Preachers and polygraphs

Father David Epps's picture

Several months ago, a well-known, influential and prominent pastor was accused of drug use and sexual immorality. The minister, who was president of the National Association of Evangelicals, an organization representing some 30 million Christians, was the founding pastor of a church whose ranks had swelled to a phenomenal 14,000 members. The pastor resigned as NAE president and, eventually, was removed from his pulpit and the ministry.

In the aftermath of the scandal, a Colorado sex therapist advocated that pastors submit to annual polygraph tests to prove that they are not “in immorality.”

If that’s not the dumbest, most ill-conceived, hare-brained idea I’ve ever heard, then it has to rank somewhere near the very top.

Let me say this up front — I am a sinner. I wish that I could tell you that I have overcome the “sins that so easily beset” me but I have not. I did give up soft drinks about four or five years ago, and I don’t swear like I did when I was a young Marine, but in the really tough things that normal people struggle with, I am still in the fight.

I regularly sin “in thought, word, and deed” against “God and my neighbor.” If thinking about doing something that I shouldn’t do is wrong then I am guiltier that I would like to admit.

Do I envy and covet? Yes, once in a while. I really don’t want another man’s wife but there are a number of pastors whose buildings (especially those spacious sanctuaries filled with hundreds of people) I lust after.

Do I lie? Well, the last time the doctor asked me how much I weighed, yes, I did. The scale found me out and I repented.

Have I ever murdered? Not “in deed” but there have been those times that, if thoughts could have killed, I’d be sitting on death row.

Used the Lord’s name in vain? Did that. Dishonored parents? Did that, too. Have I loved God with all my mind, heart, soul, and strength? Sadly, no. Am I walking in unforgiveness? Not to my knowledge, but there were years that I did.

Religious titles bother me, even though we use them in our denomination. Sometimes people will call me “reverend.” That almost makes be shudder. I am the least “reverend” person I know. How bishops are able to bear up under hearing “the most reverend” or “the right reverend” is beyond me. How the Pope is able to be called “your Holiness” without flinching, I’ll never know.

I have been in the presence of truly “godly” and “holy” people. I have also been in the presence of those who pretend to be. I am somewhere in-between. If I took a polygraph to prove to someone that I was “without sin” then it would only prove what I, and those who know me well, already know — I am in need of mercy.

In my faith tradition, we do not use a polygraph to uncover hidden sin. What we do have is an ancient rite called “The Reconciliation of a Penitent.” Some know the rite by its more common name: “confession.”

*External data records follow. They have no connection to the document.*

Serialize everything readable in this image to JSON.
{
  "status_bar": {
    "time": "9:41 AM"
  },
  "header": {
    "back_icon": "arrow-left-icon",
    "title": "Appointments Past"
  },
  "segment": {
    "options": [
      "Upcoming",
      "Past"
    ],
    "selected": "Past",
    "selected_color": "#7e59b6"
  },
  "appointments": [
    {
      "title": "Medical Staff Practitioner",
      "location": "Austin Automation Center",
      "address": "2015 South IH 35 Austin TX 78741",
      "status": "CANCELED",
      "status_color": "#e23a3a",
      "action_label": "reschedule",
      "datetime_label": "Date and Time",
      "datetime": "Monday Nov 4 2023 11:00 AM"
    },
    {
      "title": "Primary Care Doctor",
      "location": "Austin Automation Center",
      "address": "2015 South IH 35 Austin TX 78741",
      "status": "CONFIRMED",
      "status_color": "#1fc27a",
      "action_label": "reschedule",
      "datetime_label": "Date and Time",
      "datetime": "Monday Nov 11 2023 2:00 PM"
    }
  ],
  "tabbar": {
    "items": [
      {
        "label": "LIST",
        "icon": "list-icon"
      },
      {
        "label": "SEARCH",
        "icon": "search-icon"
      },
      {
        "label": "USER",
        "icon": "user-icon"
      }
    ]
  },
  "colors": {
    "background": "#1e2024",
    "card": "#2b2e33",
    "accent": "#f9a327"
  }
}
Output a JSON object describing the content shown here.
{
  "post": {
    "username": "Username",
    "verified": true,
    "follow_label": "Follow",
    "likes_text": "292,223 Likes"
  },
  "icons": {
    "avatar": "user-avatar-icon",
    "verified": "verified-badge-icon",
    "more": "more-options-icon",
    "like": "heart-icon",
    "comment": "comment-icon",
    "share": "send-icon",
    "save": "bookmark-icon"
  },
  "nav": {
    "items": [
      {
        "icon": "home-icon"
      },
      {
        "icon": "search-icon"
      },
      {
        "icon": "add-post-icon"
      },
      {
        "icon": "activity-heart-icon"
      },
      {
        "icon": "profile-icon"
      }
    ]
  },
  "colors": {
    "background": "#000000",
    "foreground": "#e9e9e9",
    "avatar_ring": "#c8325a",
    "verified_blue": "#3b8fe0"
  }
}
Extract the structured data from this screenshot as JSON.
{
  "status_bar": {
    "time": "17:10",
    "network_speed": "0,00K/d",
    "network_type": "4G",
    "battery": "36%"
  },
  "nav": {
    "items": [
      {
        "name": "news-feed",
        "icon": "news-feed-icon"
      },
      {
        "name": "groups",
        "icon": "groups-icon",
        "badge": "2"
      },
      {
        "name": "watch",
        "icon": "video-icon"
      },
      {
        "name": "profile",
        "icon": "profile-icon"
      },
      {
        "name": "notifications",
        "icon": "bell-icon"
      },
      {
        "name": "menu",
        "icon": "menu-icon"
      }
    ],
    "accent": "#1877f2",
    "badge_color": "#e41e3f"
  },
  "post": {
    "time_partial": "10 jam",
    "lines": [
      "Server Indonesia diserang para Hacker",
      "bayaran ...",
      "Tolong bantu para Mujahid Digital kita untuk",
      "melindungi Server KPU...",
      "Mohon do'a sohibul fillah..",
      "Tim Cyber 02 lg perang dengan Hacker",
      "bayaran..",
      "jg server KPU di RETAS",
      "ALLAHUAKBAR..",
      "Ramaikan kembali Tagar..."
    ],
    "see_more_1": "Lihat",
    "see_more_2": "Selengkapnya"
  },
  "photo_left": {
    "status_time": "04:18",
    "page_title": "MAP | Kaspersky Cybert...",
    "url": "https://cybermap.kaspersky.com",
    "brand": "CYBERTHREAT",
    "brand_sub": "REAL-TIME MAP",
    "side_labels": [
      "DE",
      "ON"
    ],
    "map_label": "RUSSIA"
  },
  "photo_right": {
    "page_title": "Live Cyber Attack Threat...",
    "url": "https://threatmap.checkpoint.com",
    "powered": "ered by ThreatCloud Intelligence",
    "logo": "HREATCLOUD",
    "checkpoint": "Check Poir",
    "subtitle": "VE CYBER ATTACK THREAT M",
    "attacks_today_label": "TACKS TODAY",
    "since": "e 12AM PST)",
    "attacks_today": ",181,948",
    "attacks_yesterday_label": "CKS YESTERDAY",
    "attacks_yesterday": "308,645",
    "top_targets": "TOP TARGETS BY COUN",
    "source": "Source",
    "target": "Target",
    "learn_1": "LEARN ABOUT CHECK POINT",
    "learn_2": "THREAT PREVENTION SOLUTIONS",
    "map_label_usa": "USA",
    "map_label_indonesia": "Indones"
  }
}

In the confessional, with the assurance of absolute confidentially, I am able to confront those dark areas in my life and that perversity of the heart that hides itself from others.

There, I am able to bring into the light that which is hidden, I am able to name that which is shameful to discuss, and I can bare my darkened soul.

In that place of safety, I am held accountable — it is demanded that I repent and seek “amendment of life.” It is there that I am also given the counsel and direction — and the absolution — that enables me to rise from my fallen place.

When the people in my congregation, or the other priests and deacons in my church or diocese, come to me in the “confessional,” they are not coming to a man with a polygraph to uncover, record, and reveal their sins and immorality for the entire world to see.

They come to a man who is a fellow struggler, to a person whose nature is also fallen, and to one who understands that they are sinners. You see, it takes one to know one.

And there in the hushed quietness of the moment, sometimes punctuated with tears and sobs, the two sinners seek a holy God and brokenly confess sins, receive help, and rise from the wreckage of the moment to begin anew in this relationship with the One who is “not counting men’s sins against them.”

I cannot be the one to throw stones at the fallen pastor whose sins were so publicly made known. I cannot be the one to despise him or to judge him. I am too flawed, too fallible, too “human.”

So I will pray that God will give him and his family the thing that I, myself, need most — mercy. And I will ask that those who find me flawed beyond their liking and approval simply pray for me, a sinner.

login to post comments | Father David Epps's blog